to take dollars out of other programs to pay the people who manage the SBIR program, which is “painful.”

Changing Negative Attitudes about the Set-aside

Col. Stephen said that Air Force program officers had also felt that SBIR money was money “taken out of their hides.” The normal routine is for the program office to submit a budget that is based on an independent cost estimate of program needs. They must then take 2.5 percent out of this budget with the mandate of doing something else with it. He said that a better approach would be to make the program officers feel that the set-aside is their money, and is part of their R&D program. They can use the money to write topics they are interested in. Rather than increasing the whole pot of funding, he suggested raising the grant limits. This might reduce the number of SBIR awards, but it would make each project more viable and give more value to the program officers, who could then expect a higher level of technology readiness for their program. They could even use some of those dollars—their dollars—to hire people to help manage the SBIR projects and to advocate for the SBIR program within the program office. Those steps could be taken, he said, without changing the current set-aside rate of 2.5 percent.

Streamlining the Acquisition Process

Mr. Carroll returned to the issue of the “hay wagon,” the complex acquisitions process. Fitting SBIR into that acquisition framework, he said, is very complicated, but he said he thought it could be done in a way that might even streamline the process itself. He referred to a proposal to Congress by Dr. Gansler six or seven years previously, which recommended that at least half of SBIR projects should be tied directly to acquisition programs. He said that this goal made sense, along with educating the program management personnel on how to use and benefit from SBIR. This had been part of the training curriculum for a year, but had been deleted. He suggested re-examining the objectives recommended in that earlier proposal which “still make a lot of sense.” He said that the Navy had followed a number of those recommendations with good results.

Mr. Caccuitto responded that he had just reviewed the SBIR numbers for 2002 through the end of 2004 and found that over 65 percent of the topics had endorsement or sponsorship from acquisition activities. He said that this was a result of Dr. Gansler’s directives in the late 1990s. Even with that result, he said, it was still difficult to integrate SBIR into acquisitions activities, which underlined the importance of taking steps to enhance the process.
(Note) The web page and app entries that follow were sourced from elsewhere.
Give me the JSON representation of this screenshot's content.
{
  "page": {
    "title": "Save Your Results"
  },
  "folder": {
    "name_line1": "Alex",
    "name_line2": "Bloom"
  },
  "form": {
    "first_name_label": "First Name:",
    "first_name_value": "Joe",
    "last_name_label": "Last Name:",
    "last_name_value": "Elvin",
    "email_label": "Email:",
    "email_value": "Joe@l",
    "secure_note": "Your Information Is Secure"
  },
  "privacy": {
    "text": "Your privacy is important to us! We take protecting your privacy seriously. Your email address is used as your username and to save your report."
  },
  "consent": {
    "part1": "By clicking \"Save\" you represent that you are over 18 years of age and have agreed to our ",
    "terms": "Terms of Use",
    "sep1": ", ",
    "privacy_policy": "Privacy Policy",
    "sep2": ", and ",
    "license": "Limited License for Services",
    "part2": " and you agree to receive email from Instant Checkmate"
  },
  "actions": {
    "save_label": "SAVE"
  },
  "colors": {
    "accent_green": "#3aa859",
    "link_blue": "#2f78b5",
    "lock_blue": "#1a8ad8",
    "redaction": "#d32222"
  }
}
The National Academies | 500 Fifth St. N.W. | Washington, D.C. 20001
Copyright © National Academy of Sciences. All rights reserved.
Terms of Use and Privacy Statement